It’s no secret that opioid abuse is a growing problem in the United States. An estimated 2.4 million people in the United States abuse prescription painkillers, and almost half a million people suffer from heroin abuse.1 But people abusing opioids also often face the additional burden of depression. Left untreated, this often hidden mental illness can make recovery even more difficult.
The relationship between opioid abuse and depression is bi-directional, meaning that suffering from one increases the risk of the other. Opioid abuse is defined as using a prescription opioid for non-medical reasons or using it longer or in greater amounts than what was prescribed by a doctor, and opioid abuse has been linked to higher rates of depression, anxiety, and bipolar disorders. 2
But some research suggests that simply using prescription opioids can put one at higher risk or depression. In one study at St. Louis University, researchers found that 10% of over 100,000 patients prescribed opioids developed depression after using the medications for over a month. These patients were taking the medication for ailments such as back pain, headaches, arthritis, etc. and had not received a diagnosis of depression prior to treatment. 3
Many prescription opioid abusers may turn to using heroin, as it often more available and cheaper. Heroin is an incredibly strong opiate, with roughly one-fourth of users becoming addicted to the drug Heroin use in the United States has roughly doubled in the last ten years. 4 This addiction can lead to the feelings of hopelessness, despair and guilt often associated with depression, and researchers have estimated that 48% of people dependent on the drug will also experience depression. Heroin users are also at increased risk of suicide, with death by suicide among users reaching 35% percent. 5 For those who have this dual diagnosis, treatment should be tailored to address both conditions.
Researchers think that depression may stem from how opioids cause changes in the brain’s reward and pleasure system as well as hormone levels. They also suggest that opioids are less effective if a person suffers from depression, which can lead to increased use to achieve the desired effect.6 Researchers recommend that physicians or other medical professionals screen patients for symptoms of depression prior to giving them an opioid prescription.
Signs of depression can include: 7

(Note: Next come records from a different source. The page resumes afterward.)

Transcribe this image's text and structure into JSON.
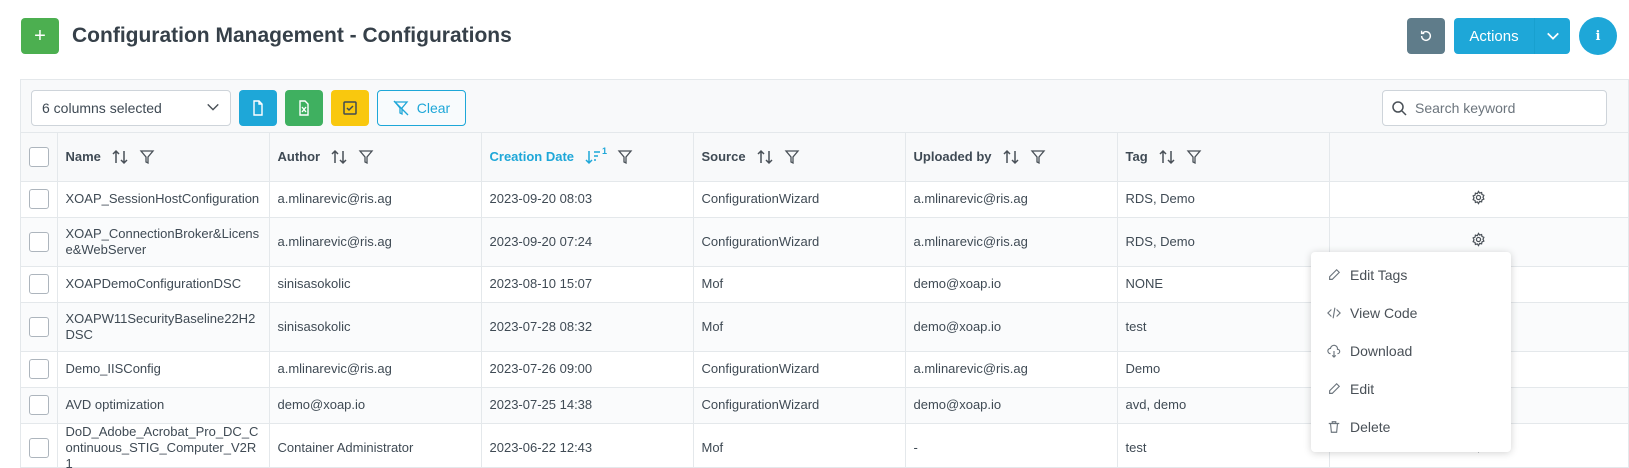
{
  "header": {
    "add_label": "+",
    "title": "Configuration Management - Configurations",
    "actions_label": "Actions",
    "info_label": "i"
  },
  "toolbar": {
    "columns_selected": "6 columns selected",
    "clear_label": "Clear",
    "search_placeholder": "Search keyword"
  },
  "table": {
    "columns": [
      {
        "label": "Name",
        "sort": "none"
      },
      {
        "label": "Author",
        "sort": "none"
      },
      {
        "label": "Creation Date",
        "sort": "desc",
        "sort_order": "1"
      },
      {
        "label": "Source",
        "sort": "none"
      },
      {
        "label": "Uploaded by",
        "sort": "none"
      },
      {
        "label": "Tag",
        "sort": "none"
      }
    ],
    "rows": [
      {
        "name": "XOAP_SessionHostConfiguration",
        "author": "a.mlinarevic@ris.ag",
        "date": "2023-09-20 08:03",
        "source": "ConfigurationWizard",
        "uploaded_by": "a.mlinarevic@ris.ag",
        "tag": "RDS, Demo"
      },
      {
        "name": "XOAP_ConnectionBroker&License&WebServer",
        "author": "a.mlinarevic@ris.ag",
        "date": "2023-09-20 07:24",
        "source": "ConfigurationWizard",
        "uploaded_by": "a.mlinarevic@ris.ag",
        "tag": "RDS, Demo"
      },
      {
        "name": "XOAPDemoConfigurationDSC",
        "author": "sinisasokolic",
        "date": "2023-08-10 15:07",
        "source": "Mof",
        "uploaded_by": "demo@xoap.io",
        "tag": "NONE"
      },
      {
        "name": "XOAPW11SecurityBaseline22H2DSC",
        "author": "sinisasokolic",
        "date": "2023-07-28 08:32",
        "source": "Mof",
        "uploaded_by": "demo@xoap.io",
        "tag": "test"
      },
      {
        "name": "Demo_IISConfig",
        "author": "a.mlinarevic@ris.ag",
        "date": "2023-07-26 09:00",
        "source": "ConfigurationWizard",
        "uploaded_by": "a.mlinarevic@ris.ag",
        "tag": "Demo"
      },
      {
        "name": "AVD optimization",
        "author": "demo@xoap.io",
        "date": "2023-07-25 14:38",
        "source": "ConfigurationWizard",
        "uploaded_by": "demo@xoap.io",
        "tag": "avd, demo"
      },
      {
        "name": "DoD_Adobe_Acrobat_Pro_DC_Continuous_STIG_Computer_V2R1",
        "author": "Container Administrator",
        "date": "2023-06-22 12:43",
        "source": "Mof",
        "uploaded_by": "-",
        "tag": "test"
      }
    ]
  },
  "context_menu": {
    "items": [
      {
        "label": "Edit Tags",
        "icon": "pencil-icon"
      },
      {
        "label": "View Code",
        "icon": "code-icon"
      },
      {
        "label": "Download",
        "icon": "cloud-download-icon"
      },
      {
        "label": "Edit",
        "icon": "pencil-icon"
      },
      {
        "label": "Delete",
        "icon": "trash-icon"
      }
    ]
  },
  "colors": {
    "green": "#4caf50",
    "blue": "#1ea7d8",
    "slate": "#5f7c8a",
    "yellow": "#f9c80e",
    "excel_green": "#3fb060"
  }
}
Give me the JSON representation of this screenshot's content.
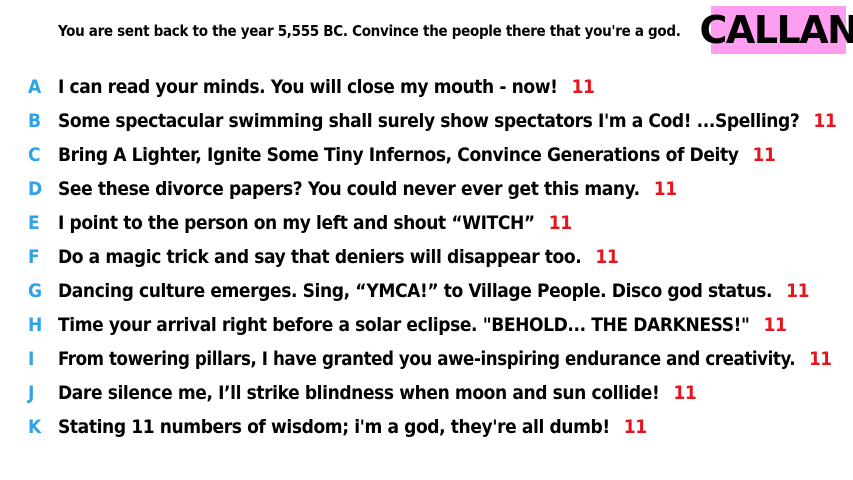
{
  "question": "You are sent back to the year 5,555 BC. Convince the people there that you're a god.",
  "logo_text": "CALLAN",
  "colors": {
    "letter": "#2ea3e6",
    "score": "#e8141c",
    "logo_bg": "#ff9ef0"
  },
  "answers": [
    {
      "letter": "A",
      "text": "I can read your minds. You will close my mouth - now!",
      "score": "11"
    },
    {
      "letter": "B",
      "text": "Some spectacular swimming shall surely show spectators I'm a Cod! ...Spelling?",
      "score": "11"
    },
    {
      "letter": "C",
      "text": "Bring A Lighter, Ignite Some Tiny Infernos, Convince Generations of Deity",
      "score": "11"
    },
    {
      "letter": "D",
      "text": "See these divorce papers? You could never ever get this many.",
      "score": "11"
    },
    {
      "letter": "E",
      "text": "I point to the person on my left and shout “WITCH”",
      "score": "11"
    },
    {
      "letter": "F",
      "text": "Do a magic trick and say that deniers will disappear too.",
      "score": "11"
    },
    {
      "letter": "G",
      "text": "Dancing culture emerges. Sing, “YMCA!” to Village People. Disco god status.",
      "score": "11"
    },
    {
      "letter": "H",
      "text": "Time your arrival right before a solar eclipse. \"BEHOLD... THE DARKNESS!\"",
      "score": "11"
    },
    {
      "letter": "I",
      "text": "From towering pillars, I have granted you awe-inspiring endurance and creativity.",
      "score": "11"
    },
    {
      "letter": "J",
      "text": "Dare silence me, I’ll strike blindness when moon and sun collide!",
      "score": "11"
    },
    {
      "letter": "K",
      "text": "Stating 11 numbers of wisdom; i'm a god, they're all dumb!",
      "score": "11"
    }
  ]
}
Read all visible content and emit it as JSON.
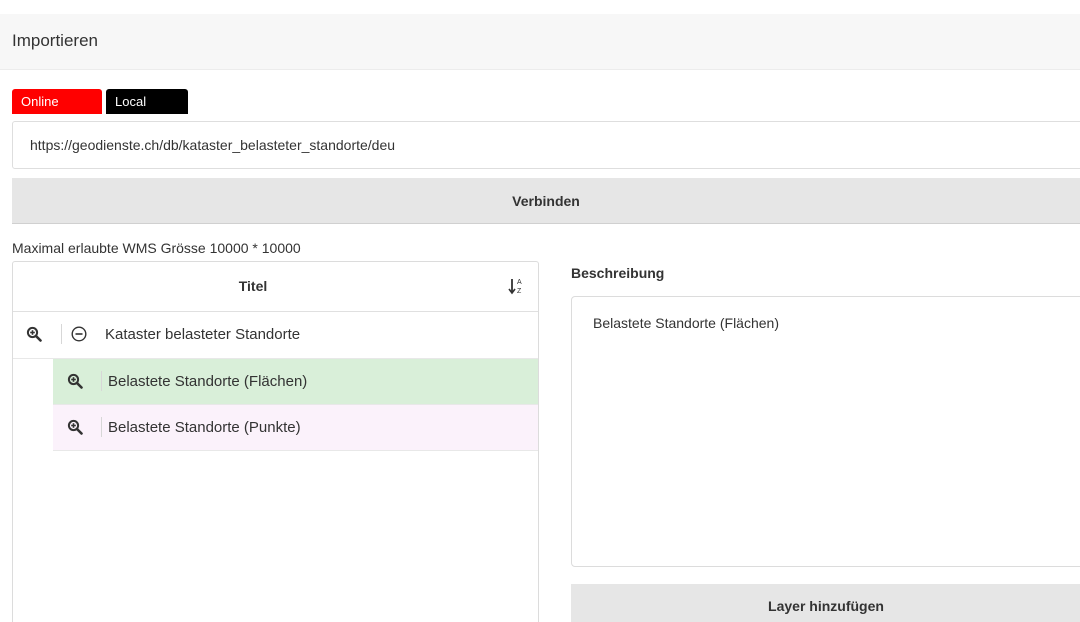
{
  "header": {
    "title": "Importieren"
  },
  "tabs": [
    {
      "label": "Online",
      "color": "#ff0000",
      "active": true
    },
    {
      "label": "Local",
      "color": "#000000",
      "active": false
    }
  ],
  "url_input": {
    "value": "https://geodienste.ch/db/kataster_belasteter_standorte/deu"
  },
  "connect_button": {
    "label": "Verbinden"
  },
  "max_size_text": "Maximal erlaubte WMS Grösse 10000 * 10000",
  "tree": {
    "column_title": "Titel",
    "sort_icon": "sort-alpha-icon",
    "root": {
      "label": "Kataster belasteter Standorte",
      "zoom_icon": "zoom-in-icon",
      "collapse_icon": "minus-circle-icon"
    },
    "children": [
      {
        "label": "Belastete Standorte (Flächen)",
        "zoom_icon": "zoom-in-icon",
        "selected": true
      },
      {
        "label": "Belastete Standorte (Punkte)",
        "zoom_icon": "zoom-in-icon",
        "selected": false
      }
    ]
  },
  "description": {
    "label": "Beschreibung",
    "text": "Belastete Standorte (Flächen)"
  },
  "add_layer_button": {
    "label": "Layer hinzufügen"
  },
  "colors": {
    "selected_row": "#d9efd9",
    "hover_row": "#fbf2fb",
    "button_bg": "#e6e6e6"
  }
}
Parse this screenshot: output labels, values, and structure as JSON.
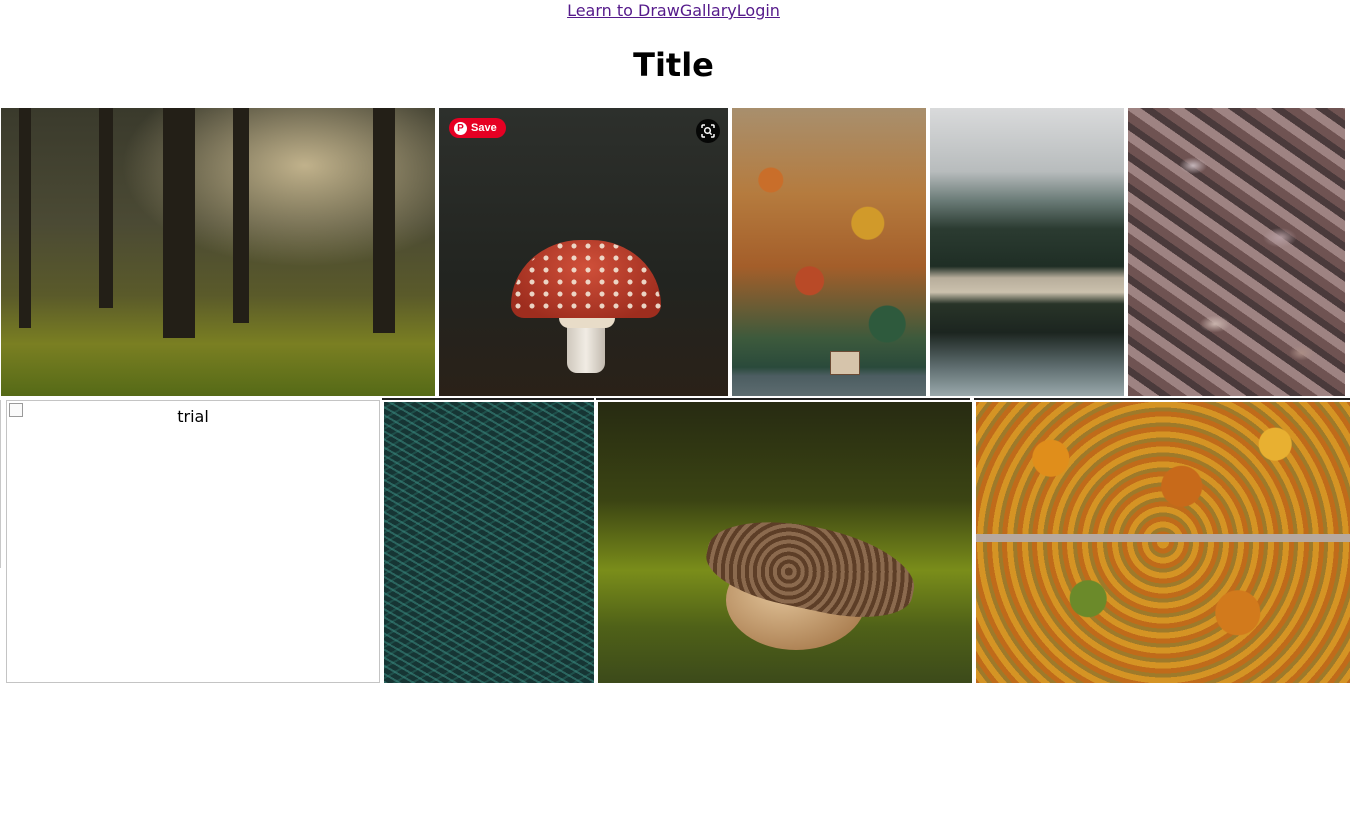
{
  "nav": {
    "link_learn": "Learn to Draw",
    "link_gallery": "Gallary",
    "link_login": "Login"
  },
  "page": {
    "title": "Title"
  },
  "pin_overlay": {
    "save_label": "Save",
    "color": "#e60023"
  },
  "gallery": {
    "row1": [
      {
        "name": "sunlit-forest-image",
        "kind": "photo"
      },
      {
        "name": "red-mushroom-image",
        "kind": "photo"
      },
      {
        "name": "autumn-hillside-image",
        "kind": "photo"
      },
      {
        "name": "misty-lake-image",
        "kind": "photo"
      },
      {
        "name": "oak-leaves-image",
        "kind": "photo"
      }
    ],
    "row2": [
      {
        "name": "broken-image",
        "kind": "missing",
        "alt": "trial"
      },
      {
        "name": "pine-branches-image",
        "kind": "photo"
      },
      {
        "name": "acorn-image",
        "kind": "photo"
      },
      {
        "name": "aerial-autumn-forest-image",
        "kind": "photo"
      }
    ]
  },
  "icons": {
    "pinterest": "pinterest-icon",
    "visual_search": "visual-search-icon",
    "broken_image": "broken-image-icon"
  },
  "colors": {
    "link": "#551a8b",
    "title": "#000000",
    "background": "#ffffff"
  }
}
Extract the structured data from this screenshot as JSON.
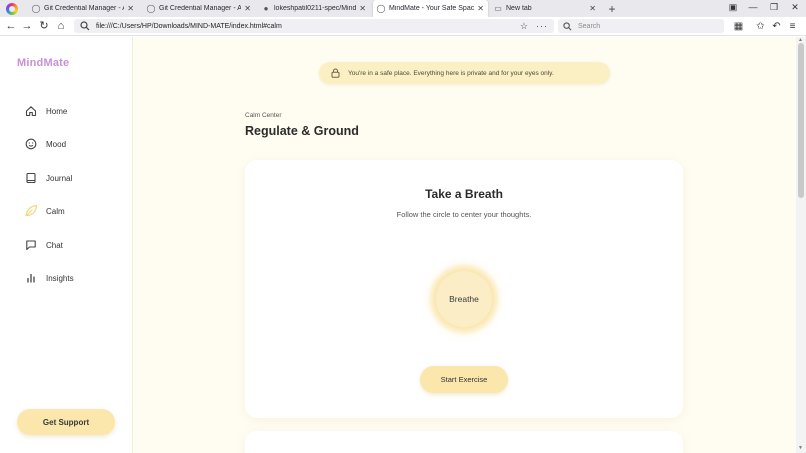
{
  "browser": {
    "tabs": [
      {
        "title": "Git Credential Manager - Auth",
        "icon": "globe-icon",
        "active": false
      },
      {
        "title": "Git Credential Manager - Auth",
        "icon": "globe-icon",
        "active": false
      },
      {
        "title": "lokeshpatil0211-spec/MindM",
        "icon": "github-icon",
        "active": false
      },
      {
        "title": "MindMate - Your Safe Space",
        "icon": "globe-icon",
        "active": true
      },
      {
        "title": "New tab",
        "icon": "page-icon",
        "active": false
      }
    ],
    "url": "file:///C:/Users/HP/Downloads/MIND-MATE/index.html#calm",
    "search_placeholder": "Search"
  },
  "sidebar": {
    "brand": "MindMate",
    "items": [
      {
        "label": "Home",
        "icon": "home-icon",
        "active": false
      },
      {
        "label": "Mood",
        "icon": "smile-icon",
        "active": false
      },
      {
        "label": "Journal",
        "icon": "book-icon",
        "active": false
      },
      {
        "label": "Calm",
        "icon": "leaf-icon",
        "active": true
      },
      {
        "label": "Chat",
        "icon": "chat-icon",
        "active": false
      },
      {
        "label": "Insights",
        "icon": "chart-icon",
        "active": false
      }
    ],
    "support_label": "Get Support"
  },
  "main": {
    "privacy_notice": "You're in a safe place. Everything here is private and for your eyes only.",
    "kicker": "Calm Center",
    "title": "Regulate & Ground",
    "card": {
      "title": "Take a Breath",
      "subtitle": "Follow the circle to center your thoughts.",
      "circle_label": "Breathe",
      "button_label": "Start Exercise"
    }
  },
  "colors": {
    "background": "#fffdf2",
    "accent": "#fbe6ac",
    "brand": "#c790d6"
  }
}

- Lack of interest in activities
- Depressed mood or irritability
- Changes in sleep patterns
- Changes in appetite
- Feelings of guilt or despair
- Lack of energy
- Trouble concentrating
- Suicidal thoughts
If you’re not sure whether you’re abusing opioids, you can ask yourself the following questions:8
- Do you take opioids for longer or in larger amounts than your prescription?
- Have you tried to cut back your use unsuccessfully?
- Do you spend a lot of time using, obtaining, or recovering from the drug?
- Do you experience cravings to use the drug?
- Does the drug use interfere with work, school, or home life?
- Do you continue using even though the drug causes problems in relationships?
- Do you use the drugs in situations where it is physically hazardous to do so?
- Do you need more of the drug to create the desired effect?
Comprehensive treatment is available for both depression and opioid abuse. Medications like methadone, naltrexone, and buprenorphine can help treat opioid dependence, and antidepressants can do a great deal to reduce depressive symptoms. 9 Research shows that medication frequently is more effective when an individual seeks counseling and behavioral support as well. Many people find that intensive outpatient or inpatient treatment is necessary to curb addiction and learn healthy coping strategies for depression.
When seeking treatment for opioid abuse and depression, you first may need to seek immediate medical attention to address the withdrawal symptoms of opioids, which can include nausea, vomiting, stomach pain, sweating, sleep problems, involuntary movements, nervousness, and intense cravings. 10 Also, talk to your doctor about programs that address the dual diagnosis simultaneously. Effective inpatient or outpatient treatment programs typically include: 11
- Peer group support for addiction and depression
- Intensive individual counseling
- Medication options for both opioid replacement and depression
- A treatment plan tailored to your individual needs
- Onsite medical assistance and support
- Family psychoeducation and counseling
- Follow up support
If you take prescription opioids or are considering them, talk to your doctor about the risks of depression and your mental health history. Non-opioids medications may be an option, and your doctor may also recommend counseling in conjunction with any pain medication. If you experience chronic pain, you may be at increased risk for depression regardless of whether you take opioid medication for the pain.
Recovery and healing are possible, and your best chances for both are to seek immediate treatment that address both the drug abuse and depressive symptoms. Take that first important step today and reach out to someone who can help you move towards a fuller and healthier life.